Mental abnormality is: a condition that "predisposes him to the commission of conduct constituting a sex offense and that results in his having a serious difficulty in controlling such conduct."

Which makes sentence 1: "a sex offender requiring commitment is a sex offender who suffers from a condition that makes him a sex offender."  Which, of course, means anything you want it to.


Douglas Junco was sentenced to 15 years for attempting to rape a woman because she gave him a ride home from a bar.  After serving out his sentence, the state tried to civilly commit him further, but the jury refused to play along, so Junco went to Georgia and raped a 48 year old relative.

You'll probably want to say that he should have been civilly committed after all. 

So what psychiatric testimony was presented to get him committed?  The psychiatrist diagnosed him with:

Axis I: Impulse Control Disorder NOS. 
Axis II: Antisocial Personality Disorder.

I will post a naked picture of myself punching a dolphin if anyone can tell me what the difference between those two diagnoses is in this case.   Which one of these constitutes the mental abnormality?  Explain your answer using evidence.  It's a trial, right?

The judge:

...the court expresses its concern that although the respondent had been subjected to numerous psychiatric evaluations while in custody over a prolonged period of time (since 1992), he never was diagnosed with impulse control disorder NOS until the evaluation by Dr. Gonzalez on March 15, 2007. The court is further concerned that Dr. Gonzalez was generally not aware of the circumstances surrounding the numerous "tickets" issued to the respondent while in custody; that the doctor apparently gave some consideration to a criminal charge against the respondent in 1991 which was in effect immediately dismissed; that a determination had been made in a separate proceeding that as to the instant offense there was a lack of sexual contact; and, finally, that the doctor apparently was not provided with, nor did he therefore consider, any favorable reports submitted as to the respondent while he was in custody.
If you are thinking the psychiatrist didn't do a good enough job of presenting evidence to commit, you're missing the point.  The psychiatrist did everything exactly the way every other psychiatrist does things, i.e. half-assed and disinterestedly.
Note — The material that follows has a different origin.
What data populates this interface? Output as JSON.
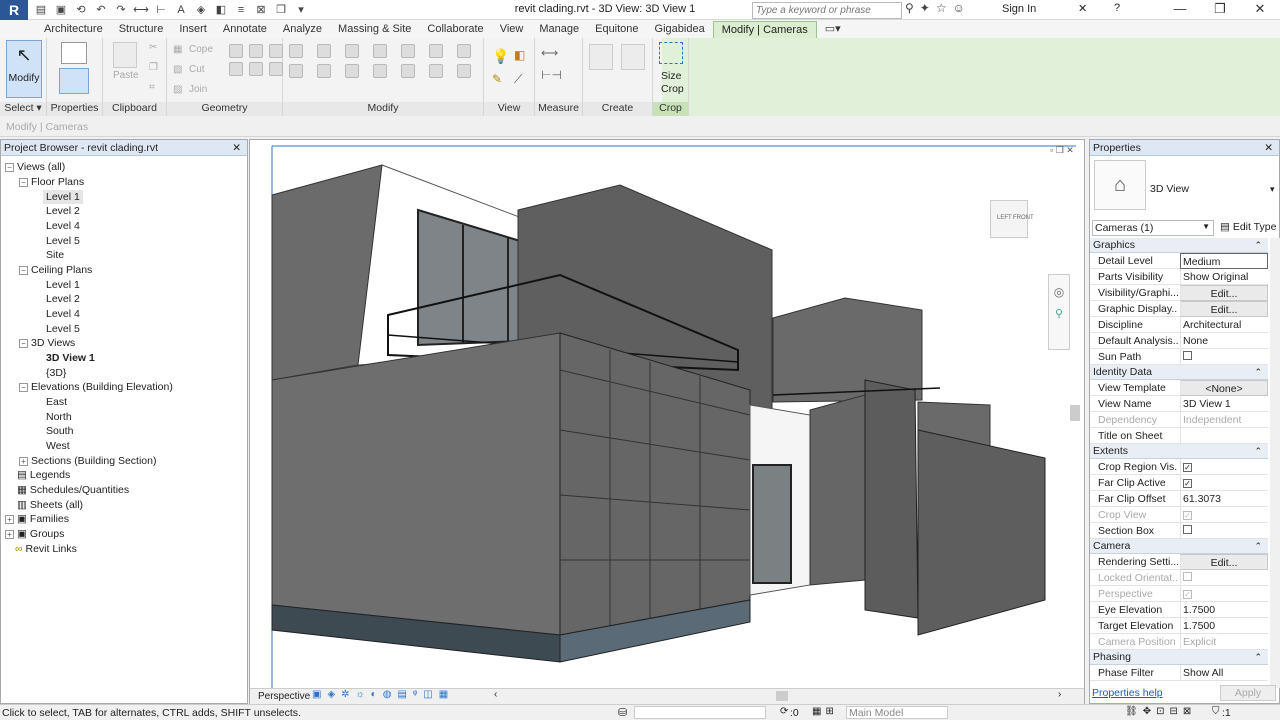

But that same evidence could easily have gotten a man committed forever.  The reason he wasn't diagnosed with Impulse Control Disorder while in prison is because there was no external reason for the diagnosis.  There were no services to provide or deny him on the basis of a diagnosis.  And the reason Gonzalez did diagnose him with that is because that's what he needed for a commitment, in the absence of good stuff like psychosis.  Expediency.  It's that simple.

In addition to reviewing numerous documents and reports concerning the respondent, Dr. Gonzalez conducted a telepsychiatry interview of Mr. Junco which lasted approximately one hour. Incredibly, the doctor did not take any notes during the interview. 
Incredibly?  Your Honor, what was incredible is that it lasted an hour, and by incredible I mean completely and utterly impossible.

Again, to clarify: we're upset he didn't do a good enough job to commit, but a judge could easily have just taken the psychiatric testimony at face value and locked him and his mom and his fish and his car for a century.   The hoax is that there is any evidence to present at all.  What evidence?  What does a shrink know about future behavior, of human nature?  I'm not saying intelligent things aren't known; I'm saying they are not more known by shrinks.  Hell, why wouldn't you just ask other sex offenders for their testimony? 

The reason this guy was able to get out and rape again is the same reason why other people who won't ever hurt anyone will be held indefinitely with no recourse:  political expediency masquerading as science.


Just a piece of advice.  If you are ever arrested, make sure to ask for a jury.  As for two juries.  If your lawyer says the words "bench" and "trial" at any point in the same paragraph, flee to Argentina.  Those 12 idiots, imperfect as they are, are one of the only things protecting you from a top down, hierarchical, classist, flow chart wielding government clusterfuck that has no time, interest, or money to deal with people as individuals, so it deals with them as groups, types, diagnoses and organ banks.